### What you have to do
All of the data must be printed exactly; please include every line.
+++ Records shown
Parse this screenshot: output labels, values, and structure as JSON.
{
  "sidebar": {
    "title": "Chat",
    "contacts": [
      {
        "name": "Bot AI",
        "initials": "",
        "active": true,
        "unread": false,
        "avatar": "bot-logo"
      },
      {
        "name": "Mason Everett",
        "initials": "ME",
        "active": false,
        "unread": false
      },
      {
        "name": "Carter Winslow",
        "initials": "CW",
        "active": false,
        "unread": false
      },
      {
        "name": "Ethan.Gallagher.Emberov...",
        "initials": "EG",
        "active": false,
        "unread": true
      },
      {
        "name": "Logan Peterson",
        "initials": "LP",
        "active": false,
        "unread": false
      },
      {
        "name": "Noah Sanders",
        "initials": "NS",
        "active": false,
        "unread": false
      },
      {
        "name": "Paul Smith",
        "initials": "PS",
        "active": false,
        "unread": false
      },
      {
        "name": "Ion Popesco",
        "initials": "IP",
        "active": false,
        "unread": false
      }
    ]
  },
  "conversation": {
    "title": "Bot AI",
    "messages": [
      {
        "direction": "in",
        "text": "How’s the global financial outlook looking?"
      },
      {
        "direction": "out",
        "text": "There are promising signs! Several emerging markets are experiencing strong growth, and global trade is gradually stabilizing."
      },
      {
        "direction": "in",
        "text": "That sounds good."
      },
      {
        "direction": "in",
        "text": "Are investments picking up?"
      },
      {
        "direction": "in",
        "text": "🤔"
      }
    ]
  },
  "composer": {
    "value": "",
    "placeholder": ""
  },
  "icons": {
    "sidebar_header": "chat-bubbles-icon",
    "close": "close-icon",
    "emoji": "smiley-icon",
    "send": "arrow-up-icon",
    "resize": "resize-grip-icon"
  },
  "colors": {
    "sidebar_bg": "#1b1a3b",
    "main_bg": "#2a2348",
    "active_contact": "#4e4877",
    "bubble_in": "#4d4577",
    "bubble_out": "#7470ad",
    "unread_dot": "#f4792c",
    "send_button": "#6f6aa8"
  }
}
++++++
### Solution for this exercise
Parse this screenshot: output labels, values, and structure as JSON.
{
  "sidebar": {
    "title": "Chat",
    "contacts": [
      {
        "name": "Bot AI",
        "initials": "",
        "active": true,
        "unread": false,
        "avatar": "bot-logo"
      },
      {
        "name": "Mason Everett",
        "initials": "ME",
        "active": false,
        "unread": false
      },
      {
        "name": "Carter Winslow",
        "initials": "CW",
        "active": false,
        "unread": false
      },
      {
        "name": "Ethan.Gallagher.Emberov...",
        "initials": "EG",
        "active": false,
        "unread": true
      },
      {
        "name": "Logan Peterson",
        "initials": "LP",
        "active": false,
        "unread": false
      },
      {
        "name": "Noah Sanders",
        "initials": "NS",
        "active": false,
        "unread": false
      },
      {
        "name": "Paul Smith",
        "initials": "PS",
        "active": false,
        "unread": false
      },
      {
        "name": "Ion Popesco",
        "initials": "IP",
        "active": false,
        "unread": false
      }
    ]
  },
  "conversation": {
    "title": "Bot AI",
    "messages": [
      {
        "direction": "in",
        "text": "How’s the global financial outlook looking?"
      },
      {
        "direction": "out",
        "text": "There are promising signs! Several emerging markets are experiencing strong growth, and global trade is gradually stabilizing."
      },
      {
        "direction": "in",
        "text": "That sounds good."
      },
      {
        "direction": "in",
        "text": "Are investments picking up?"
      },
      {
        "direction": "in",
        "text": "🤔"
      }
    ]
  },
  "composer": {
    "value": "",
    "placeholder": ""
  },
  "icons": {
    "sidebar_header": "chat-bubbles-icon",
    "close": "close-icon",
    "emoji": "smiley-icon",
    "send": "arrow-up-icon",
    "resize": "resize-grip-icon"
  },
  "colors": {
    "sidebar_bg": "#1b1a3b",
    "main_bg": "#2a2348",
    "active_contact": "#4e4877",
    "bubble_in": "#4d4577",
    "bubble_out": "#7470ad",
    "unread_dot": "#f4792c",
    "send_button": "#6f6aa8"
  }
}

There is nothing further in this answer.